Note that the question of whether $\phi(n)\mid n-1$ alone is sufficient for concluding $n$ is prime is known as Lehmer's totient problem. Also note that this technique could be used to investigate whether $n$ square-free and $n+1\mid \sigma(n)$ is sufficient for primality. This work can easily be modified to show it is sufficient when $n\not\equiv 3\mod 4$; along with computer testing (if the conjecture is true) one can prove it to be true for all $n\not\equiv -1\mod 2^m$ for any $m$.

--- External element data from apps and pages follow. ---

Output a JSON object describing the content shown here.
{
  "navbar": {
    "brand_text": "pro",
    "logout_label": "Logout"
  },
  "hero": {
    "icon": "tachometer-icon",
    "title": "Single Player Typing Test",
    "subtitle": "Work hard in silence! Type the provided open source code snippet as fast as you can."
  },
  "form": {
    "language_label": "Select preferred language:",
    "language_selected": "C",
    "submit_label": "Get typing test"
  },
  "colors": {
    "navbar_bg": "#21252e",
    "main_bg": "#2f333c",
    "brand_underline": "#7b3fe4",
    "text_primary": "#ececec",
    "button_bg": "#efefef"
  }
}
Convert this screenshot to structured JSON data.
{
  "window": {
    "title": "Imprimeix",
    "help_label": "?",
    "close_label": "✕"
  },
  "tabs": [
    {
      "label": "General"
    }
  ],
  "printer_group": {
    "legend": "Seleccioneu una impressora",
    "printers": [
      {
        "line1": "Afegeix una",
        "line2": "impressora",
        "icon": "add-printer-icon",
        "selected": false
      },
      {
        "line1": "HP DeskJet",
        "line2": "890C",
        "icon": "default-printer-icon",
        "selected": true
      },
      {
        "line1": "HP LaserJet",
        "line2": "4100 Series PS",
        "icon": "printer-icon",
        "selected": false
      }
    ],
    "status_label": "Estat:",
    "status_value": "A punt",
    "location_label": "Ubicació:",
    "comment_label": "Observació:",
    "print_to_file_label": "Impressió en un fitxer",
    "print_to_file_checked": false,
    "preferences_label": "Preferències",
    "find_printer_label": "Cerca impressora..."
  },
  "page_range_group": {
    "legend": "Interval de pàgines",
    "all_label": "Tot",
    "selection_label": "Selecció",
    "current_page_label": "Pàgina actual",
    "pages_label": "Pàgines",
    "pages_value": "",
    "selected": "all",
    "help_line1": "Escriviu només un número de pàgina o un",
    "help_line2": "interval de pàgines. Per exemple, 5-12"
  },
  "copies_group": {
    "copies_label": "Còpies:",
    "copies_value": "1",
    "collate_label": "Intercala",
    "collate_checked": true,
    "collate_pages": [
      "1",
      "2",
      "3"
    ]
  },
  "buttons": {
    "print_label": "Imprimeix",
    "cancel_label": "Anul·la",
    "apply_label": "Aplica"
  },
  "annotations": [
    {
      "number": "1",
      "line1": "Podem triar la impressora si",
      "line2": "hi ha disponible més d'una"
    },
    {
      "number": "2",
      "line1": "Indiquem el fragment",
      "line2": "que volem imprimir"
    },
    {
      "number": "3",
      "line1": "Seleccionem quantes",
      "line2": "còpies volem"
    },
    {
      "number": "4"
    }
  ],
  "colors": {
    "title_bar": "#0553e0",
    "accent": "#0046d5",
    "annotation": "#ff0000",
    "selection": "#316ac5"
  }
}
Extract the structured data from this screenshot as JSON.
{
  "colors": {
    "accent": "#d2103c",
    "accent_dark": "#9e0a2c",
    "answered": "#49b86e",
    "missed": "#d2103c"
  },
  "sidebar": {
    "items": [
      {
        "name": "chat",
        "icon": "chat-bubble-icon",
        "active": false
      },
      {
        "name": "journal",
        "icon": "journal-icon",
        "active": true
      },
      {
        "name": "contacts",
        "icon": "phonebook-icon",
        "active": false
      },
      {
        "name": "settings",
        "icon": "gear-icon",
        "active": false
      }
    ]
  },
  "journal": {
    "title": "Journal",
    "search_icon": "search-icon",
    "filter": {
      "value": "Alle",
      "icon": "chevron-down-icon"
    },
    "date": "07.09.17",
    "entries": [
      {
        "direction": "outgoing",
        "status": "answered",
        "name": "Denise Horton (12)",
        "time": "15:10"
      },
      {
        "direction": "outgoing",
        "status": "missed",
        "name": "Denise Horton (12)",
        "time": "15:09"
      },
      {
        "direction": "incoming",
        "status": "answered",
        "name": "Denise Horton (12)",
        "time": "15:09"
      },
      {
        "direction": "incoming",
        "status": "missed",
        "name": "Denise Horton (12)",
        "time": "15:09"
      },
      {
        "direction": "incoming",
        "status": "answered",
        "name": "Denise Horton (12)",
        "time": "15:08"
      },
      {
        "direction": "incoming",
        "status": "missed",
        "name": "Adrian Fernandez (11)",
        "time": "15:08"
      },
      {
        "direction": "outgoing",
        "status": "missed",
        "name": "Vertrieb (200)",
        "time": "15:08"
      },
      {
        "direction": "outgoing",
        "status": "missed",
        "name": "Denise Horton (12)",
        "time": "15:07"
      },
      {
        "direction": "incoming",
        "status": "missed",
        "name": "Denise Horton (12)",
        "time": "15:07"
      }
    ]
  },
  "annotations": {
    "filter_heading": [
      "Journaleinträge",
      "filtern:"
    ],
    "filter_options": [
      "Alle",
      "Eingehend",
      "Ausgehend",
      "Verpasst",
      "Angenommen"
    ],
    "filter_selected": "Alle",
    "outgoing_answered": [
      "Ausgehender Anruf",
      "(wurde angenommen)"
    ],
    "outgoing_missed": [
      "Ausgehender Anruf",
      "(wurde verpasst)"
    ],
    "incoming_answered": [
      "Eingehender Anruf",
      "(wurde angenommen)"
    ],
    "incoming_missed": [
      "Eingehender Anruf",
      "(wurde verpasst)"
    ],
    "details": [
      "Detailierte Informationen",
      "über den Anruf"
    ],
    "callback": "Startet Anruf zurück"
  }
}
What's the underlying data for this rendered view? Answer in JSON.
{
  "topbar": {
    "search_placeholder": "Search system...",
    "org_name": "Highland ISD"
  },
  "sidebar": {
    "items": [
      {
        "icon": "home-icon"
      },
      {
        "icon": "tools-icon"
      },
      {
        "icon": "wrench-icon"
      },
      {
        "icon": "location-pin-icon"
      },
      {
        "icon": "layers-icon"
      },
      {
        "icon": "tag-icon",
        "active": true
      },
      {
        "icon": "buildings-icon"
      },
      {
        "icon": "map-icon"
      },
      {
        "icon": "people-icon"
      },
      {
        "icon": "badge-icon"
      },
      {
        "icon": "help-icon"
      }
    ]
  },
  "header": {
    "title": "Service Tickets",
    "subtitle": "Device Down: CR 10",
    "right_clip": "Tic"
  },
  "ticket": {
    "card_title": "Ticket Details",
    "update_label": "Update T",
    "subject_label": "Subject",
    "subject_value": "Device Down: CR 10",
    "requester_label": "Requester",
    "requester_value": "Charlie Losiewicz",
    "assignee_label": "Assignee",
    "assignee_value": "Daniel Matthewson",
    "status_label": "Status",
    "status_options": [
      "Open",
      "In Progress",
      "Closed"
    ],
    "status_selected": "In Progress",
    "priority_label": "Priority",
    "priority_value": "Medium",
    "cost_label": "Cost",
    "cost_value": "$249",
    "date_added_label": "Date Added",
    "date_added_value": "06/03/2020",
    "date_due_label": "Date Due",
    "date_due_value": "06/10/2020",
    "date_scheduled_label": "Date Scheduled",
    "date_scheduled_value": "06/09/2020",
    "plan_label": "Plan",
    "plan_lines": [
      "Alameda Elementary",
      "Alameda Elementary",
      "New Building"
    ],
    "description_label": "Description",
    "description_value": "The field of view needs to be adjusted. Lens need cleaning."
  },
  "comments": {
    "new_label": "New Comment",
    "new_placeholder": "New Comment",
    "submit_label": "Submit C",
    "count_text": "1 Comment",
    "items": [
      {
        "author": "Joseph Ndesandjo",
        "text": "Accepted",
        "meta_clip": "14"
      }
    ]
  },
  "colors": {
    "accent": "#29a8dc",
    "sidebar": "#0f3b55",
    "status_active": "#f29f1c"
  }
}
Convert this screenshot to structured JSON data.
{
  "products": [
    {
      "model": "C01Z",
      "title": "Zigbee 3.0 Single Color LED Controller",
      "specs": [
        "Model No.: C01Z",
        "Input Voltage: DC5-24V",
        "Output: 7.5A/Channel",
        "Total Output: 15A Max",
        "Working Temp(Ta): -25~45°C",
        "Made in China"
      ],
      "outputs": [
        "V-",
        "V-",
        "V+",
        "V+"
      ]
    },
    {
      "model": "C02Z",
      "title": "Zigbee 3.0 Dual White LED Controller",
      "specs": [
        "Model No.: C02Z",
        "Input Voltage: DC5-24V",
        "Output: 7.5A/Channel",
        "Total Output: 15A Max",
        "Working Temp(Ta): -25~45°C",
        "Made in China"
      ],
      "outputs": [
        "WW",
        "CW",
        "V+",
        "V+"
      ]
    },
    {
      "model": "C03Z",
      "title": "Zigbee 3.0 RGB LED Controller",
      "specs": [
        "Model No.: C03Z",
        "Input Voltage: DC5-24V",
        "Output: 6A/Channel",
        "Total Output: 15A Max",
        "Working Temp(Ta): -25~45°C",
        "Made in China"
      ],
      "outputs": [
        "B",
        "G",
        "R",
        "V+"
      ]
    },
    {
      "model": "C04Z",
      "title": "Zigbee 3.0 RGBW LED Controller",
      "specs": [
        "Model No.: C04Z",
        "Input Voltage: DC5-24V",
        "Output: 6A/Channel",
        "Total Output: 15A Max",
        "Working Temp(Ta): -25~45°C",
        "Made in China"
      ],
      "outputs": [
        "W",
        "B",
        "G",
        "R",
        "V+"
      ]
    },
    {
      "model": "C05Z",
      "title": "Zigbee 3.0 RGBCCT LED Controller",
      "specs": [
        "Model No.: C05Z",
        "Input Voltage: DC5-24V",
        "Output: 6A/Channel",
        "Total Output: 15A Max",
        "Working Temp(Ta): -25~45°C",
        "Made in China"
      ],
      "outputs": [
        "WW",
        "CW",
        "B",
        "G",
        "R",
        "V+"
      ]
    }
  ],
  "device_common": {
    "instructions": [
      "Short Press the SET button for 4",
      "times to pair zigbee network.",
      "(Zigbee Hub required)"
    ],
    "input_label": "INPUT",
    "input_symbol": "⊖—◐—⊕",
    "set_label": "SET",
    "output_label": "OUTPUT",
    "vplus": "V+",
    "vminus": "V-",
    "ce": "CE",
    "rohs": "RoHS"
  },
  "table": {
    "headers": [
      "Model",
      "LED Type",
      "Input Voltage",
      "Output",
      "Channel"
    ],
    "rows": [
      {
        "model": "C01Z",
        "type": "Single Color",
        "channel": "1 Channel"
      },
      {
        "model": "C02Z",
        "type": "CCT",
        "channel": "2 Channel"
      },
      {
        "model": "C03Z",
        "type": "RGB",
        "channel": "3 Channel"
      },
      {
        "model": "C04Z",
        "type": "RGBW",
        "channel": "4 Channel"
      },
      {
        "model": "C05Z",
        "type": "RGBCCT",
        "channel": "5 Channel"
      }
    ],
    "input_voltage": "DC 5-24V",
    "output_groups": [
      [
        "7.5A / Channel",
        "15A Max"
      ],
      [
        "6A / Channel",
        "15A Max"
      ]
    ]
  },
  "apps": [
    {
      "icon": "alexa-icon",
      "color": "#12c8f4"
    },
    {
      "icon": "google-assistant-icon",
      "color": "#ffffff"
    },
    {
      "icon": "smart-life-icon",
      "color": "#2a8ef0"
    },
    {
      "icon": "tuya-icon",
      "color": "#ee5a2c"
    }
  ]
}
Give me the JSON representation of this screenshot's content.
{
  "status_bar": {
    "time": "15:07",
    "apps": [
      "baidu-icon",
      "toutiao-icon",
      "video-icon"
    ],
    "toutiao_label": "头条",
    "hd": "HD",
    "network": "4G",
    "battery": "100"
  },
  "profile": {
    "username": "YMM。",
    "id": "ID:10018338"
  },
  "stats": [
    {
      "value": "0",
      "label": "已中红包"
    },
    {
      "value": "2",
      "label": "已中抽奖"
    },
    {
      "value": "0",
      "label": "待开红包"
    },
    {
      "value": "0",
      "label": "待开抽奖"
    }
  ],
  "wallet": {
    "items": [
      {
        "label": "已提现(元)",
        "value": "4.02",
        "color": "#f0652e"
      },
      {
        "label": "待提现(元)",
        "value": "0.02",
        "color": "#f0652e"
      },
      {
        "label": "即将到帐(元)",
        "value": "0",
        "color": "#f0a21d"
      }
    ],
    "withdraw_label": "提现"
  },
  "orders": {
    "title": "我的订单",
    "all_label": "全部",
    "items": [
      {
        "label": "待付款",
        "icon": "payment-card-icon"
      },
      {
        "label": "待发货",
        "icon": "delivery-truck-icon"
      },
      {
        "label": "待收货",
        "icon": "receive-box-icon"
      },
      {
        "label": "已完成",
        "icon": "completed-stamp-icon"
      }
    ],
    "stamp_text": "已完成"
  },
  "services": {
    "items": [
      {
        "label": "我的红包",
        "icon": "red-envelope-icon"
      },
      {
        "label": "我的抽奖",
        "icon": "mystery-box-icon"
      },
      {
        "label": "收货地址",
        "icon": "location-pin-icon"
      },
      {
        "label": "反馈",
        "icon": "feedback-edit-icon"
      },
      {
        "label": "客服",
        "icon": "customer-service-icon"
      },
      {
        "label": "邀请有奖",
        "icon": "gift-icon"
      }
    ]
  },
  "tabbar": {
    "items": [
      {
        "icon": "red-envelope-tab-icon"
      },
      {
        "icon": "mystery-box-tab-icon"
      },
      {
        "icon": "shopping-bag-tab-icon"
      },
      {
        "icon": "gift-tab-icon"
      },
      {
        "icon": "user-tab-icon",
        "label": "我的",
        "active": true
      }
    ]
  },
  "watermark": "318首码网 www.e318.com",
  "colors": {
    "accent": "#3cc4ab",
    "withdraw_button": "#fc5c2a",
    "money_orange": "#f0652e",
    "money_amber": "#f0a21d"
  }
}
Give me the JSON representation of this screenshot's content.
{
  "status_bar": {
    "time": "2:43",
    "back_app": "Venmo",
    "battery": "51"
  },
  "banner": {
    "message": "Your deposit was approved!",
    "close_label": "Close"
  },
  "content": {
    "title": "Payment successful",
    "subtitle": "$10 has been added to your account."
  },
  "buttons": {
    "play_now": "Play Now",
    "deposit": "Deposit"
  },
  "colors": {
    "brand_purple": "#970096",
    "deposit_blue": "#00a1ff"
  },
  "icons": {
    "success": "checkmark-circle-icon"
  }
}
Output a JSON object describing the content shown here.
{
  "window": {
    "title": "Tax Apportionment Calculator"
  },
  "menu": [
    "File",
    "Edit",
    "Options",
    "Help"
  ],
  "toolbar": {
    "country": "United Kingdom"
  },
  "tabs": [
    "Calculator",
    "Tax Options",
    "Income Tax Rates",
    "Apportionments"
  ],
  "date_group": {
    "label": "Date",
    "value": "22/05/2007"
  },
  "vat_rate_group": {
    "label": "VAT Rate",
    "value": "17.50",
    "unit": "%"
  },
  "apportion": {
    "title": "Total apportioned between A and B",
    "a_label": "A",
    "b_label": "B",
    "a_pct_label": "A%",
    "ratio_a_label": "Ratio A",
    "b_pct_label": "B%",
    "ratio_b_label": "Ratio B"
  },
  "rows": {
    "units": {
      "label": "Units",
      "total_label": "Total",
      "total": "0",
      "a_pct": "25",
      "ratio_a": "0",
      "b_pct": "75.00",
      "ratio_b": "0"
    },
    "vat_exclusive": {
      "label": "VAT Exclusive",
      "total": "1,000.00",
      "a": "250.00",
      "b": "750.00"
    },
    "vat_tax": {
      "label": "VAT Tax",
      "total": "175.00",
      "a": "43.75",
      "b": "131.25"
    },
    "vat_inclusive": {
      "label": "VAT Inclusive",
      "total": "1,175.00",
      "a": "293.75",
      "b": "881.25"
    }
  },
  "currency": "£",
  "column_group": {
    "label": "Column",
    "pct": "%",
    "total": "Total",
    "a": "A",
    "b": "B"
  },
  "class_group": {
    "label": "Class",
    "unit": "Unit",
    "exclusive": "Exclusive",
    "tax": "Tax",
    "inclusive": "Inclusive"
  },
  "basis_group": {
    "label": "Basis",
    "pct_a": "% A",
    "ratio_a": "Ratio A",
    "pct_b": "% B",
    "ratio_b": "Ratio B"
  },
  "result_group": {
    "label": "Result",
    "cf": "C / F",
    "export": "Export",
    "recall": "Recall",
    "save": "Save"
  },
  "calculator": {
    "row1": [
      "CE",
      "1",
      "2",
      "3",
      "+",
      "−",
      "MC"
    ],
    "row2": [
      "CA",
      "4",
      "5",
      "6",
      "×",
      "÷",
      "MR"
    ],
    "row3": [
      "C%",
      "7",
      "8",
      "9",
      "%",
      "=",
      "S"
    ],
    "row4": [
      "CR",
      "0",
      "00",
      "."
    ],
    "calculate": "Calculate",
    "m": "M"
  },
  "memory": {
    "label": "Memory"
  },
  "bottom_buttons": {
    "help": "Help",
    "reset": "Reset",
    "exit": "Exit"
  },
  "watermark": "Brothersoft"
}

This problem is problem number $$\textbf{E2611}$$ which appeared in the American Math Monthly. I am reproducing the solution below which is due to Paul Vojta. As in Will Fischer's answer it is very clear that $$n=p_{1}p_{2}\ldots p_{k}$$ where $$p_i$$ are odd primes for all $$i$$. This also implies that $$\phi(n)=\prod_{i=1}^{k}(p_{i}-1)\implies 2^{k}\mid\phi(n)$$ Also note that $$\sigma(n)=\prod_{i=1}^{k}(p_i+1)\implies 2^{k}\mid \sigma(n)$$ Our goal is to show $$k=1$$. If $$k\geq 2$$ then $$4\mid\phi(n)\mid (n-1) \implies 4\nmid n+1$$ and this says that the $$v_{2}(n+1)=1 \implies 2^{k-1}\mid\frac{\sigma(n)}{n+1}$$. This gives us $$2^{k-1} \leq\frac{\sigma(n)}{n+1}<\frac{\sigma(n)}{n}=\prod_{i=1}^{k}\left(1+\frac{1}{p_i}\right)\leq\left(\frac{4}{3}\right)^{k}$$ which fails to hold for $$k\geq 2$$.